“Dilbert” creator and social commentator Scott Adams declared Hillary Clinton the winner of Monday’s U.S. presidential debate, but with a twist — Donald Trump “won the election.”
Mr. Adams has made headlines since last August, when he noted the billionaire’s mastery of persuasion.
The trained hypnotist wrote an op-ed for the Washington Post in March saying that it was hard to deny Mr. Trump’s “sly appeals to our own human irrationality.” He wrote Tuesday morning that voters care more about “how they feel” than debating style, which is good news for the Republican candidate.
“Clinton won on points. She had more command of the details and the cleaner answers. Trump did a lot of interrupting and he was defensive,” Mr. Adams said on his official blog. “If this were a college debate competition, Clinton would be declared the winner. I call that victory on the 2D chess board. But voters don’t care about facts and debating style. They care about how they feel. So let’s talk about that.”
Mr. Adams said that both Mr. Trump and his Democrat opponent looked “presidential enough,” but that doctors seemingly “engineered 90 minutes of alertness” for the former secretary of state.
“Clinton’s smile seemed forced, artificial, and frankly creepy,” the writer and artist said. “I’m already hearing on Twitter that mentioning a woman’s smile is sexist. I understand the point. But when someone goes full Joker-face and tests the uncanny valley hypothesis at the same time, that’s a bit different from telling a woman to ‘smile more.’ My neighbor Kristina hypothesized that Botox was making her smile look unnatural.”
“Trump was defensive, and debated poorly at points, but he did not look crazy. And pundits noticed that he intentionally avoided using his strongest attacks regarding Bill Clinton’s scandals. In other words, he showed control. He stayed in the presidential zone under pressure. And in so doing, he solved for his only remaining problem. He looked safer. […] Clinton won the debate last night. And while she was doing it, Trump won the election. He had one thing to accomplish — being less scary — and he did it.”

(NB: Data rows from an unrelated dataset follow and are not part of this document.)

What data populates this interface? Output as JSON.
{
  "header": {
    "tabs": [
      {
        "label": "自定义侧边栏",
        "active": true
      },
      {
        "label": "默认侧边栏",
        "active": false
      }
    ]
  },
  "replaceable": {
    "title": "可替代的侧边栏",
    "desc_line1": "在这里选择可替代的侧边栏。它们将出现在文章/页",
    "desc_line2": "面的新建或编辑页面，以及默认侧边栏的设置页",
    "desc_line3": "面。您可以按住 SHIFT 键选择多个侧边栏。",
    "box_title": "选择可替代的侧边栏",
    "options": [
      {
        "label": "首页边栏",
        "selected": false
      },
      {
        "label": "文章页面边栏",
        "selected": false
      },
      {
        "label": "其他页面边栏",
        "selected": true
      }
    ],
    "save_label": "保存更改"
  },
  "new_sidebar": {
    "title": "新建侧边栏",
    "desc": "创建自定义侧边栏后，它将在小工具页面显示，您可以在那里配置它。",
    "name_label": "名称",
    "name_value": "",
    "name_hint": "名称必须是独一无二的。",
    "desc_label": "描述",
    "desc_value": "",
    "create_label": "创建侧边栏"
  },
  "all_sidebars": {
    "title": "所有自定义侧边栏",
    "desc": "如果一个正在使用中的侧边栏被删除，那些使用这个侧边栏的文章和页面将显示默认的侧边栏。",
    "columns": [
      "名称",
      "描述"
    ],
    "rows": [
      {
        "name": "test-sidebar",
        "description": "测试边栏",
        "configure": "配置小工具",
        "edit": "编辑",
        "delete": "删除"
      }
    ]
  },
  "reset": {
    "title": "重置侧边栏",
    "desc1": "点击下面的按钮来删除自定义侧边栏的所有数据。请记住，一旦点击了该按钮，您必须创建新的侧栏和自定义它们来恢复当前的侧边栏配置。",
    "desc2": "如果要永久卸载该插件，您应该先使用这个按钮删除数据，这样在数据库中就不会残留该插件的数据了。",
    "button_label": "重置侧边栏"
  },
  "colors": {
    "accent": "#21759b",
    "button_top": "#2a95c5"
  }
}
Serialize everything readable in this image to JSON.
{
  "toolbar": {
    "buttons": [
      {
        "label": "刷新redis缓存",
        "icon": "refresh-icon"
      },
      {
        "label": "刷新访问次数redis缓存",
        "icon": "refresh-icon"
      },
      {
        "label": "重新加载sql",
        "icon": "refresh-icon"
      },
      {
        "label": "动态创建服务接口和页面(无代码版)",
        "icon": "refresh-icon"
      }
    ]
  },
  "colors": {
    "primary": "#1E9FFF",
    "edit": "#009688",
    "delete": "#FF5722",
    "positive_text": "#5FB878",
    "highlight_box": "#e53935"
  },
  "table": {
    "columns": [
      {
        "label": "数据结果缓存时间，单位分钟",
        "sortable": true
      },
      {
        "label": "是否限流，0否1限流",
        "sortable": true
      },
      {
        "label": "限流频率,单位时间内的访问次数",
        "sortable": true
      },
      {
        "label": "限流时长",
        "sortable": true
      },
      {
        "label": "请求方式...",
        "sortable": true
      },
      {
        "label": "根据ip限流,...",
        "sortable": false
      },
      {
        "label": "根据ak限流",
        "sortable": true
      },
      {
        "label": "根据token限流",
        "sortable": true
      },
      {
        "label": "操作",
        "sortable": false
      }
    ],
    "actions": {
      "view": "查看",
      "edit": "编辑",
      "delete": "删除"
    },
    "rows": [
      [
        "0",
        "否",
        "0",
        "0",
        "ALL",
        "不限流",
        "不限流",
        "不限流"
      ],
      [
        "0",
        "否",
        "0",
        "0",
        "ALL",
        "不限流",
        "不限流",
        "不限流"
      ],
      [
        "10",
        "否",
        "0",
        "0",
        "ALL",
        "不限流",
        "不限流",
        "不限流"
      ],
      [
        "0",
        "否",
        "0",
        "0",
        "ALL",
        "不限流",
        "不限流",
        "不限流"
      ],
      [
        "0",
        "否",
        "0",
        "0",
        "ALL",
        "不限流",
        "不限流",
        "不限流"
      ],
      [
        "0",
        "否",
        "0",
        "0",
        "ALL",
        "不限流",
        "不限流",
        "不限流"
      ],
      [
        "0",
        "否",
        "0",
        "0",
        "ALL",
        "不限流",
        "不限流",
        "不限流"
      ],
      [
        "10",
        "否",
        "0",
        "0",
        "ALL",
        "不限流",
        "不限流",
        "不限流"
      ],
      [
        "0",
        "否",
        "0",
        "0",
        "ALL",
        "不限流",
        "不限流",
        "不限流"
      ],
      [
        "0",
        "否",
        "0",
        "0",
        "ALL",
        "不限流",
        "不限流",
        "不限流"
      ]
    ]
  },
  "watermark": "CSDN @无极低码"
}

Mr. Adams’ “Dilbert” appears in over 2,000 newspapers around the globe. In addition to penning the character’s attempt to navigate the absurdities of office life, the author holds an MBA from UC Berkeley.